Continue reading “The Transience of Survival Horror”

Book Review – Silent Hill Comics (Part II) by Tom Waltz

★★★★★ 4.5 Stars

Genre: Horror / Paranormal
Demographic: Older Teen / Adult
Publication Date: October 20th, 2015
Publisher: IDW Publishing

I am a pretty hardcore Silent Hill fanatic. So much that it tires others, in fact.
To me, the series is an interactive artwork combined with the nuance of a novel’s characterization. Sure, it’s got quirks and bad entries on its belt but I don’t care. I genuinely don’t understand how you could enjoy horror or surrealism and not love something about Silent Hill.

As I said in my review of Omnibus I, the early comics are a terrible place to begin the series but I’m also hesitant to recommend them to fans because they barely share a canon and make some rather… interesting alterations…
Omnibus II is a squillion times better than I, on the other hand, so I’m comfortable recommending these to anyone. These are fantastic and do the series justice. A little odd storywise, but the dialogue is good and the art is godlike in places. (Or devil-like? Whichever you prefer…) The physical books of the omnibuses do not match, which is irritating but minor.

A quick rundown and my thoughts on each:

Continue reading “Book Review – Silent Hill Comics (Part II) by Tom Waltz”

Book Review – Silent Hill Comics (Part I) by Scott Ciencin

★★★ 3.5 Stars

Genre: Horror / Paranormal
Demographic: Older Teen / Adult
Publication Date: October 14th, 2008
Publisher: IDW Publishing

Silent Hill is one of my eternal favourite video game series. The original quartet in my opinion is something of a “heaven experience” – beautiful but tense. It is the closest I feel we’ve come to an interactive nightmare that anyone could have right in their living room. The fact that everyone interprets the quartet so differently and yet tends to love it dearly the same can attest to that. It’s strangely personal for a lot of people, something a video game doesn’t typically manage. Why is this, do you think?

Silent Hill is entertaining first and foremost, but it was also an (underappreciated) innovator in serious, mature themes for the medium and dealt heavily with religious abuse, depression, childhood trauma and suicide with a thin coat of surreal horror. Plus the format gives a sense of venturing into someone else’s inner, secret dreams and decoding them. It catches people off-guard, in the best way.

If you’re familiar with Silent Hill already, then you’re aware there can be a lot of… iffiness with its spin-offs. At best, you get something rare and amazing like Shattered Memories, and at worst you get an endless stream of pachinko machines coming out your ears.

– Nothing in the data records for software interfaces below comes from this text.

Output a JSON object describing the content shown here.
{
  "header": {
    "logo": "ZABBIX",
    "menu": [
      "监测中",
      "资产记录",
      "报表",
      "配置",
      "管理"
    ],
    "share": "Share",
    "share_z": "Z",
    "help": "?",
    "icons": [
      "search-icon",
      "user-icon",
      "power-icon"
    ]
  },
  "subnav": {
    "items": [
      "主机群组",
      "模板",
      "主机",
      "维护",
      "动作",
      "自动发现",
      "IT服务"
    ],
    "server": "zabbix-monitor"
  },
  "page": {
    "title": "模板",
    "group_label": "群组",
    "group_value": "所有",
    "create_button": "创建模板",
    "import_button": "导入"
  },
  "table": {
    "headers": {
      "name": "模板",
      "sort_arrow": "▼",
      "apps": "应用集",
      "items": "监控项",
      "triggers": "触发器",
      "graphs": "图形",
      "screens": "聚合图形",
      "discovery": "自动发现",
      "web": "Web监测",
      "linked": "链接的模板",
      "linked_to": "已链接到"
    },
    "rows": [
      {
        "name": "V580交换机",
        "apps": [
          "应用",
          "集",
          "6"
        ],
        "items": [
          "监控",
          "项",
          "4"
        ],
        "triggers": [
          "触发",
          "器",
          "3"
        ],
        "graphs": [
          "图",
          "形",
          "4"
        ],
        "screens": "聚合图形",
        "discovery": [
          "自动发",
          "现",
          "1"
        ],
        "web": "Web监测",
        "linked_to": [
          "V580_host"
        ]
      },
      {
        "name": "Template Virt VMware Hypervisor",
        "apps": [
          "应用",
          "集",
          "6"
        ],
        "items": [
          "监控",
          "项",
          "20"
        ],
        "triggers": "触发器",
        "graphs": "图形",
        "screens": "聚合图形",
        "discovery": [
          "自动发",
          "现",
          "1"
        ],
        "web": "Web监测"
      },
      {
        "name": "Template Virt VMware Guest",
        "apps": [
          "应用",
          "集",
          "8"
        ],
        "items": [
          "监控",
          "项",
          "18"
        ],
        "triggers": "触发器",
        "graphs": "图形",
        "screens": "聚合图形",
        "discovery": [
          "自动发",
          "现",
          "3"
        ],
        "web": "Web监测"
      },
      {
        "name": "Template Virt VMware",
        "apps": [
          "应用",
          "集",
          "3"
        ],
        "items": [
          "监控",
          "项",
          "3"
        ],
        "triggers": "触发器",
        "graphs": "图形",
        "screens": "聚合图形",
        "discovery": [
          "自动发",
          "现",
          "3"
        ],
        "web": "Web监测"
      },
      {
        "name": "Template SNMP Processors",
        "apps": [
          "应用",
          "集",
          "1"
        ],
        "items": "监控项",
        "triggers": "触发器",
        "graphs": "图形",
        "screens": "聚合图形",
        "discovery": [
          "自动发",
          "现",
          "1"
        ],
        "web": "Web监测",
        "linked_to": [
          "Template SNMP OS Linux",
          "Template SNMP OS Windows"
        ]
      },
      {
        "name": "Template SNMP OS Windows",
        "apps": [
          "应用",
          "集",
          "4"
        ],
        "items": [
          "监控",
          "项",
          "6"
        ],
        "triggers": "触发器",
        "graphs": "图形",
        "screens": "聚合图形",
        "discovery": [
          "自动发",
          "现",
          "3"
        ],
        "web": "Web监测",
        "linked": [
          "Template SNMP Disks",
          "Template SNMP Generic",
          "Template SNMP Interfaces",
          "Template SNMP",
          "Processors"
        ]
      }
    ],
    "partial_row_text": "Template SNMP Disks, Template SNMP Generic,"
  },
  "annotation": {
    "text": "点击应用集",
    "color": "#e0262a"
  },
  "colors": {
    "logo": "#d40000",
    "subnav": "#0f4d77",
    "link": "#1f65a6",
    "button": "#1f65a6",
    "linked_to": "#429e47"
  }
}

The comics are a mixed bag but far from unholy. The second omnibus is loads better, but the first omnibus does have consistently good art and a few interesting stories.
If you are not familiar with it and thinking the comics would be a place to begin Silent Hill‘s story, that may not be a good idea. Unless you just love horror comics for what they are and want to try them out for that reason, the original quartet or the first film would be worlds better. Shattered Memories or Origins wouldn’t be bad either.

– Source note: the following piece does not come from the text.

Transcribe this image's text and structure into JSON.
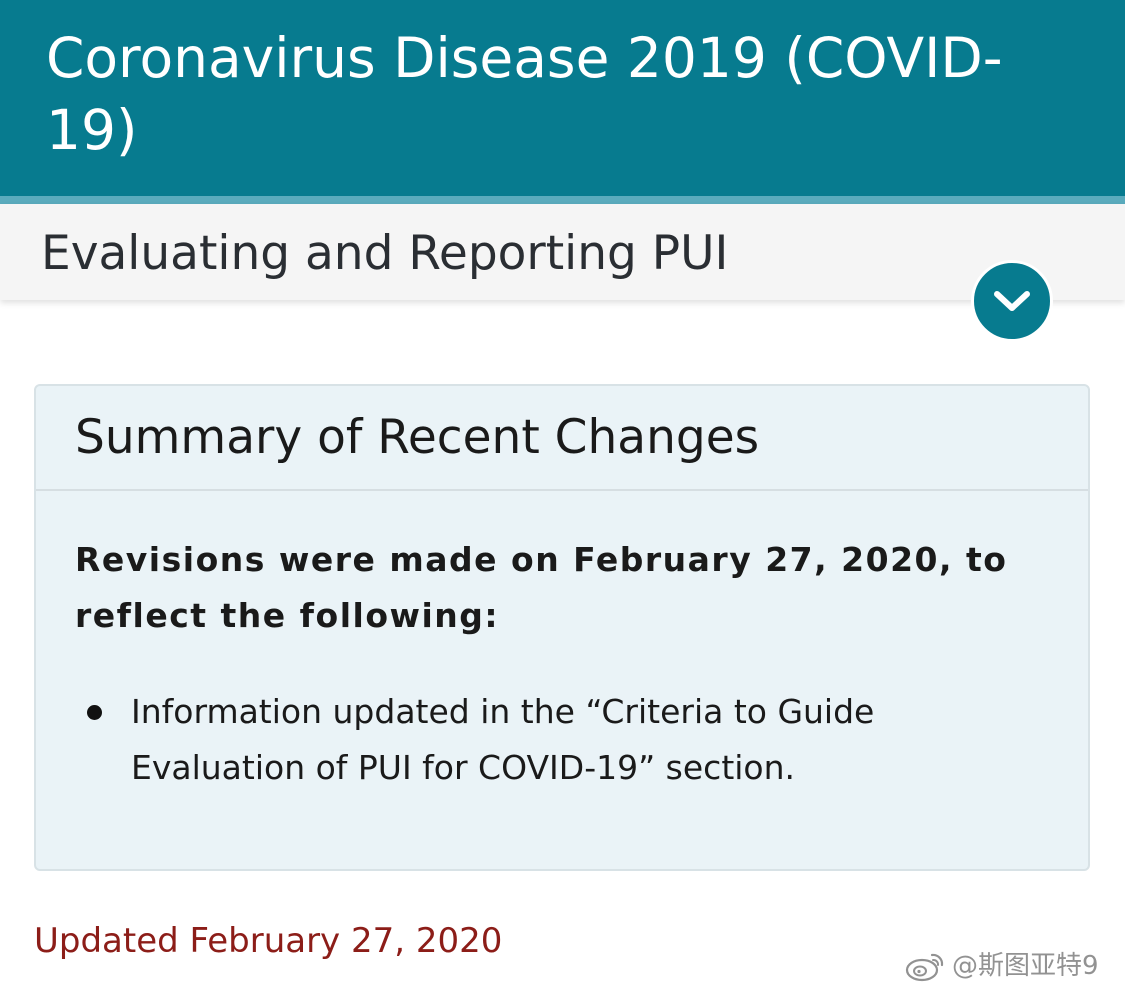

You can in fact go into the first omnibus not knowing anything about the series at all and it won’t make much difference. I promise. Omnibus II has somewhat to do with the series’ canon, but these comics included in I eschew it.

My general consensus with Omnibus I is that it’s frustrating but readable. They totally ignored everything established by the series. Despite having full rights to do whatever they wanted!
However… the art is impressionistic and often pretty, and if you ignore that it’s supposed to be Silent Hill they are much better as stand-alone comics. The short stories in the middle are really fun. The physical book is also of very high quality materials.

Now that I’ve rambled on forever, here’s a quick rundown of each:

Continue reading “Book Review – Silent Hill Comics (Part I) by Scott Ciencin”